What is it about Australian movies? Ever since Mad Max, the Australian movie industry has tended to make movies that are weird, bleak, depressing and dark: Strictly Ballroom was strange; Priscilla Queen of the Desert was odd; Picnic at Hanging Rock was beautiful but dark; Saw, revolting ; Samson and Delilah might may have been a wake up call, but desperately bleak; Animal Kingdom may be much closer to the reality of organized crime than glitzy TV shows, but again despairing; and the latest happy Aussie movie to the list, Snowtown, seems to have redefined darkness and despair. Sure we can all remember a few exceptions, like Man from Snowy River, Babe, and in more recent times, Australia, but overall, Australian movies seem determined to confront, confuse and depress their audiences.
By contrast there is an Australian documentary currently in limited release nationally, that is surprisingly warm, positive and strangely encouraging.

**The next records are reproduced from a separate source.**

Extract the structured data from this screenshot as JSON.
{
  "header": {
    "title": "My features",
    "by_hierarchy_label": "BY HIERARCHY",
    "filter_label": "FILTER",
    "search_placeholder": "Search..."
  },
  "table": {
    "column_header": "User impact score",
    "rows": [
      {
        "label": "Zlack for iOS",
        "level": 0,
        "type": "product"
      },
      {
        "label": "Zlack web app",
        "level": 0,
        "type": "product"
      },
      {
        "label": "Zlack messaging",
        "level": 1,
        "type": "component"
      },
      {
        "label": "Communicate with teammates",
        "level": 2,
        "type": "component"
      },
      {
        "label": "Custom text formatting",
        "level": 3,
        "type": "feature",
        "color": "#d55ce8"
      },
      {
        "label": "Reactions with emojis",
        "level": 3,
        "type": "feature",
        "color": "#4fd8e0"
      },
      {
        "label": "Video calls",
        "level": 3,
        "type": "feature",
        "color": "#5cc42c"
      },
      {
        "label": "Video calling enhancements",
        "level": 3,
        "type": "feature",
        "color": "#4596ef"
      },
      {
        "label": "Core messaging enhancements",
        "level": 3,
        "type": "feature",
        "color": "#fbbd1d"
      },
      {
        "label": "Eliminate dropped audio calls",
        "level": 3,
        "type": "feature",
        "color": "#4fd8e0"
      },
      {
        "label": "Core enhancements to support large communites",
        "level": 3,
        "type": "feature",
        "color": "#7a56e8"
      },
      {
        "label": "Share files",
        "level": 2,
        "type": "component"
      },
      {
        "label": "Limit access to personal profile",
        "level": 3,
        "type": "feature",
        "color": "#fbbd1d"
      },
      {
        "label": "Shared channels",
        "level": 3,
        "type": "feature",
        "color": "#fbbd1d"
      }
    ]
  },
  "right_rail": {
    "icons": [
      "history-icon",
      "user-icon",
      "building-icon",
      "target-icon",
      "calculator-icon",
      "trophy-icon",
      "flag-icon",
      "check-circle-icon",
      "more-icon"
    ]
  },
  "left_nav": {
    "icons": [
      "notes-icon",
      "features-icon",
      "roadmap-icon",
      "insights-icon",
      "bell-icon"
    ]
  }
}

The documentary follows a girls' private school community in Sydney, MLC, as they prepare and execute their biennial music extravaganza. The film makers, who were parents of a student at the school, have cleverly embedded themselves in school staffrooms, classrooms and in the corridors of the school, as well as being present behind the scenes at the concert's stunning venue in the Sydney Opera House. Some 270 hours of filming is creatively edited down to 95 minutes, telling the 'warts and all' story of how this school works as one, in order to make rather beautiful music.
Mrs Carey’s Concert is very much a story of the impact of one forceful, determined and passionate school teacher, who still struggles with self doubt and a messy staffroom. But it is also the story of what happens when young women are challenged to excel at music which is difficult and, at times, culturally and emotionally a long way from their experience. MLC reflects something of the cultural diversity of modern Sydney, so the heroine of the story is a young woman with a painful past from a Chinese background, who is very much a young Aussie with attitude and convictions. Every story, of course, must have its villains and that group in Year 10, featuring Iris, find co-operating with the school authorities, at times, too much to bear. They also amusingly demonstrate how easy it is to confuse a middle-aged teacher by adjusting her computer settings while she is out of the room.
This is not gripping, compelling, gritty drama, but rather a pleasant story of a slice of Australian life that many will find inspiring and uplifting.
“Finally, brothers, whatever is true, whatever is noble, whatever is right, whatever is pure, whatever is lovely, whatever is admirable — if anything is excellent or praiseworthy — think about such things.” Philippians 4: 8